Promising but mixed prospects for systemic therapy in urological cancers

18 March 2013

There are emerging and promising treatment options for urological cancers, but major advances in prostate, kidney and bladder cancers are still beyond reach due to the lack of solid data, serious side-effects and some drawbacks in combination drug trials.

With the aim to present an overview of how clinical factor and genomic medicine might impact the current standard of care, the session, chaired by Prof. Marid de Santis (AT), presented four state-of-the-art lectures on the integration of clinical and genomic data, the role of chemotherapy in prostate cancer, systemic therapy for renal cell cancer and second-line chemotherapy for urothelial cancer.

Prof. Anders Bjartell (SE) spoke on the integration of biomarkers and genomic data with clinical features and what can be expected in the coming years.

“The challenges in genomics is that there is an enormous amount of data to interpret, and there is a need how to identify truly functional ‘driver’ mutations…” said Bjartell. He added that researchers need tumour material in order to better understand tumour heterogeneity. “Morever, we need to collaborate and to validate news discoveries. We also need prospective studies,” he noted.
Prof. Peter Albers, meanwhile, addressed the issue of chemotherapy’s role in prostate cancer and spoke on the efficacy of docetaxel as a standard first-line treatment for metastatic castration resistant prostate cancer (mCRPC).

In his summary conclusions, he said that abiraterone is an alternative in the first-line setting, and that patient selection for chemotherapy hinges on good performance, the Gleason score (8-10), visceral metastases and age (<65 yrs). He added that cabizitaxel is standard second-line chemotherapy in CRPC with abiraterone as alternative.

Asst. Prof. Axel Merseburger (DE) lectured on systemic treatment for renal cell carcinoma, presenting a treatment landscape that is dominated by molecularly targeted and anti-angiogenic agents which are now the basis of many kidney cancer treatment regimens.
He described an overview of the clinical efficacies of systemic agents such as immune-based therapies (PD-1 inhibitors, vaccines), novel targets and novel tyrosine kinase inhibitors (TKIs).

“Pazopanib is not inferior to sunitinib with better health-related quality of life (COMPARZ trial),” he said, and added that second-generations TKIs seem to be associated with fewer side effects. “There is no benefit for combination, but more toxicity,” he added, whilst noting that smart sequence therapy (SST) is the gold standard in metastatic kidney cancer.
De Santis spoke on second-line chemotherapy for bladder cancer, underscoring the fact that while there are improvements in surgical or radical treatment techniques, the same cannot be said for systemic therapy, which in recent years has seen little progress since the 1970s with BCG, or the use of M-VAC in the 1980s.

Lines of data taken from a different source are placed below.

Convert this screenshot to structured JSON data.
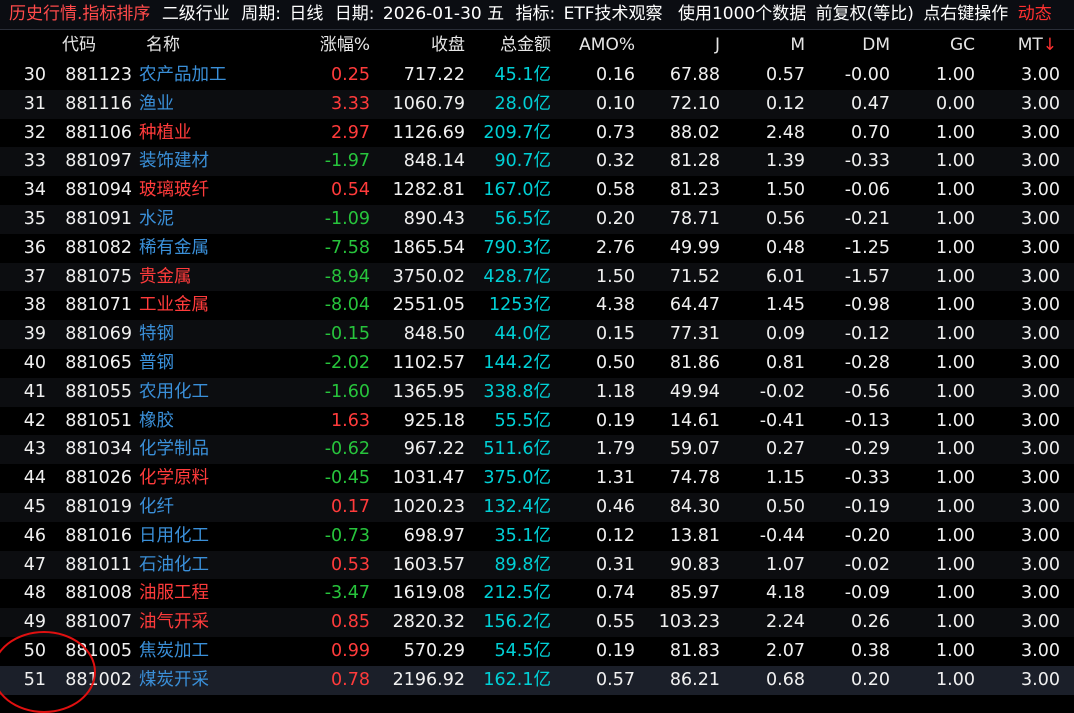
{
  "titlebar": {
    "module": "历史行情.指标排序",
    "industry": "二级行业",
    "period_label": "周期:",
    "period": "日线",
    "date_label": "日期:",
    "date": "2026-01-30 五",
    "indicator_label": "指标:",
    "indicator": "ETF技术观察",
    "data_info": "使用1000个数据",
    "adjust": "前复权(等比)",
    "hint": "点右键操作",
    "dynamic": "动态"
  },
  "columns": {
    "code": "代码",
    "name": "名称",
    "change_pct": "涨幅%",
    "close": "收盘",
    "total_amount": "总金额",
    "amo_pct": "AMO%",
    "j": "J",
    "m": "M",
    "dm": "DM",
    "gc": "GC",
    "mt": "MT",
    "mt_sort_icon": "↓"
  },
  "colors": {
    "up": "#ff3b3b",
    "down": "#27c43c",
    "name_default": "#3a8fd8",
    "amount": "#00d0d6",
    "annotation_circle": "#e01010"
  },
  "rows": [
    {
      "idx": "30",
      "code": "881123",
      "name": "农产品加工",
      "name_color": "blue",
      "change": "0.25",
      "dir": "up",
      "close": "717.22",
      "amount": "45.1亿",
      "amo": "0.16",
      "j": "67.88",
      "m": "0.57",
      "dm": "-0.00",
      "gc": "1.00",
      "mt": "3.00"
    },
    {
      "idx": "31",
      "code": "881116",
      "name": "渔业",
      "name_color": "blue",
      "change": "3.33",
      "dir": "up",
      "close": "1060.79",
      "amount": "28.0亿",
      "amo": "0.10",
      "j": "72.10",
      "m": "0.12",
      "dm": "0.47",
      "gc": "0.00",
      "mt": "3.00"
    },
    {
      "idx": "32",
      "code": "881106",
      "name": "种植业",
      "name_color": "red",
      "change": "2.97",
      "dir": "up",
      "close": "1126.69",
      "amount": "209.7亿",
      "amo": "0.73",
      "j": "88.02",
      "m": "2.48",
      "dm": "0.70",
      "gc": "1.00",
      "mt": "3.00"
    },
    {
      "idx": "33",
      "code": "881097",
      "name": "装饰建材",
      "name_color": "blue",
      "change": "-1.97",
      "dir": "down",
      "close": "848.14",
      "amount": "90.7亿",
      "amo": "0.32",
      "j": "81.28",
      "m": "1.39",
      "dm": "-0.33",
      "gc": "1.00",
      "mt": "3.00"
    },
    {
      "idx": "34",
      "code": "881094",
      "name": "玻璃玻纤",
      "name_color": "red",
      "change": "0.54",
      "dir": "up",
      "close": "1282.81",
      "amount": "167.0亿",
      "amo": "0.58",
      "j": "81.23",
      "m": "1.50",
      "dm": "-0.06",
      "gc": "1.00",
      "mt": "3.00"
    },
    {
      "idx": "35",
      "code": "881091",
      "name": "水泥",
      "name_color": "blue",
      "change": "-1.09",
      "dir": "down",
      "close": "890.43",
      "amount": "56.5亿",
      "amo": "0.20",
      "j": "78.71",
      "m": "0.56",
      "dm": "-0.21",
      "gc": "1.00",
      "mt": "3.00"
    },
    {
      "idx": "36",
      "code": "881082",
      "name": "稀有金属",
      "name_color": "blue",
      "change": "-7.58",
      "dir": "down",
      "close": "1865.54",
      "amount": "790.3亿",
      "amo": "2.76",
      "j": "49.99",
      "m": "0.48",
      "dm": "-1.25",
      "gc": "1.00",
      "mt": "3.00"
    },
    {
      "idx": "37",
      "code": "881075",
      "name": "贵金属",
      "name_color": "red",
      "change": "-8.94",
      "dir": "down",
      "close": "3750.02",
      "amount": "428.7亿",
      "amo": "1.50",
      "j": "71.52",
      "m": "6.01",
      "dm": "-1.57",
      "gc": "1.00",
      "mt": "3.00"
    },
    {
      "idx": "38",
      "code": "881071",
      "name": "工业金属",
      "name_color": "red",
      "change": "-8.04",
      "dir": "down",
      "close": "2551.05",
      "amount": "1253亿",
      "amo": "4.38",
      "j": "64.47",
      "m": "1.45",
      "dm": "-0.98",
      "gc": "1.00",
      "mt": "3.00"
    },
    {
      "idx": "39",
      "code": "881069",
      "name": "特钢",
      "name_color": "blue",
      "change": "-0.15",
      "dir": "down",
      "close": "848.50",
      "amount": "44.0亿",
      "amo": "0.15",
      "j": "77.31",
      "m": "0.09",
      "dm": "-0.12",
      "gc": "1.00",
      "mt": "3.00"
    },
    {
      "idx": "40",
      "code": "881065",
      "name": "普钢",
      "name_color": "blue",
      "change": "-2.02",
      "dir": "down",
      "close": "1102.57",
      "amount": "144.2亿",
      "amo": "0.50",
      "j": "81.86",
      "m": "0.81",
      "dm": "-0.28",
      "gc": "1.00",
      "mt": "3.00"
    },
    {
      "idx": "41",
      "code": "881055",
      "name": "农用化工",
      "name_color": "blue",
      "change": "-1.60",
      "dir": "down",
      "close": "1365.95",
      "amount": "338.8亿",
      "amo": "1.18",
      "j": "49.94",
      "m": "-0.02",
      "dm": "-0.56",
      "gc": "1.00",
      "mt": "3.00"
    },
    {
      "idx": "42",
      "code": "881051",
      "name": "橡胶",
      "name_color": "blue",
      "change": "1.63",
      "dir": "up",
      "close": "925.18",
      "amount": "55.5亿",
      "amo": "0.19",
      "j": "14.61",
      "m": "-0.41",
      "dm": "-0.13",
      "gc": "1.00",
      "mt": "3.00"
    },
    {
      "idx": "43",
      "code": "881034",
      "name": "化学制品",
      "name_color": "blue",
      "change": "-0.62",
      "dir": "down",
      "close": "967.22",
      "amount": "511.6亿",
      "amo": "1.79",
      "j": "59.07",
      "m": "0.27",
      "dm": "-0.29",
      "gc": "1.00",
      "mt": "3.00"
    },
    {
      "idx": "44",
      "code": "881026",
      "name": "化学原料",
      "name_color": "red",
      "change": "-0.45",
      "dir": "down",
      "close": "1031.47",
      "amount": "375.0亿",
      "amo": "1.31",
      "j": "74.78",
      "m": "1.15",
      "dm": "-0.33",
      "gc": "1.00",
      "mt": "3.00"
    },
    {
      "idx": "45",
      "code": "881019",
      "name": "化纤",
      "name_color": "blue",
      "change": "0.17",
      "dir": "up",
      "close": "1020.23",
      "amount": "132.4亿",
      "amo": "0.46",
      "j": "84.30",
      "m": "0.50",
      "dm": "-0.19",
      "gc": "1.00",
      "mt": "3.00"
    },
    {
      "idx": "46",
      "code": "881016",
      "name": "日用化工",
      "name_color": "blue",
      "change": "-0.73",
      "dir": "down",
      "close": "698.97",
      "amount": "35.1亿",
      "amo": "0.12",
      "j": "13.81",
      "m": "-0.44",
      "dm": "-0.20",
      "gc": "1.00",
      "mt": "3.00"
    },
    {
      "idx": "47",
      "code": "881011",
      "name": "石油化工",
      "name_color": "blue",
      "change": "0.53",
      "dir": "up",
      "close": "1603.57",
      "amount": "89.8亿",
      "amo": "0.31",
      "j": "90.83",
      "m": "1.07",
      "dm": "-0.02",
      "gc": "1.00",
      "mt": "3.00"
    },
    {
      "idx": "48",
      "code": "881008",
      "name": "油服工程",
      "name_color": "red",
      "change": "-3.47",
      "dir": "down",
      "close": "1619.08",
      "amount": "212.5亿",
      "amo": "0.74",
      "j": "85.97",
      "m": "4.18",
      "dm": "-0.09",
      "gc": "1.00",
      "mt": "3.00"
    },
    {
      "idx": "49",
      "code": "881007",
      "name": "油气开采",
      "name_color": "red",
      "change": "0.85",
      "dir": "up",
      "close": "2820.32",
      "amount": "156.2亿",
      "amo": "0.55",
      "j": "103.23",
      "m": "2.24",
      "dm": "0.26",
      "gc": "1.00",
      "mt": "3.00"
    },
    {
      "idx": "50",
      "code": "881005",
      "name": "焦炭加工",
      "name_color": "blue",
      "change": "0.99",
      "dir": "up",
      "close": "570.29",
      "amount": "54.5亿",
      "amo": "0.19",
      "j": "81.83",
      "m": "2.07",
      "dm": "0.38",
      "gc": "1.00",
      "mt": "3.00"
    },
    {
      "idx": "51",
      "code": "881002",
      "name": "煤炭开采",
      "name_color": "blue",
      "change": "0.78",
      "dir": "up",
      "close": "2196.92",
      "amount": "162.1亿",
      "amo": "0.57",
      "j": "86.21",
      "m": "0.68",
      "dm": "0.20",
      "gc": "1.00",
      "mt": "3.00",
      "selected": true
    }
  ]
}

In her lecture she spoke on vinflunine-based studies, particularly phase 3 trials which looked into vinflunine combined with best supportive care (BSC), and randomized against BSC alone in patients failing first-line platinum-based combination chemotherapy. She said the results showed a survival benefit in favour of vinflunine, which showed significance in the eligible patient population.
“Vinflunine is the only EMA-approved agent in the second-line setting,” said De Santis, as she underscored that future prospects include antiangiogenic treatment and the need for resources in genomic profiling studies, prospective validation and clinical studies.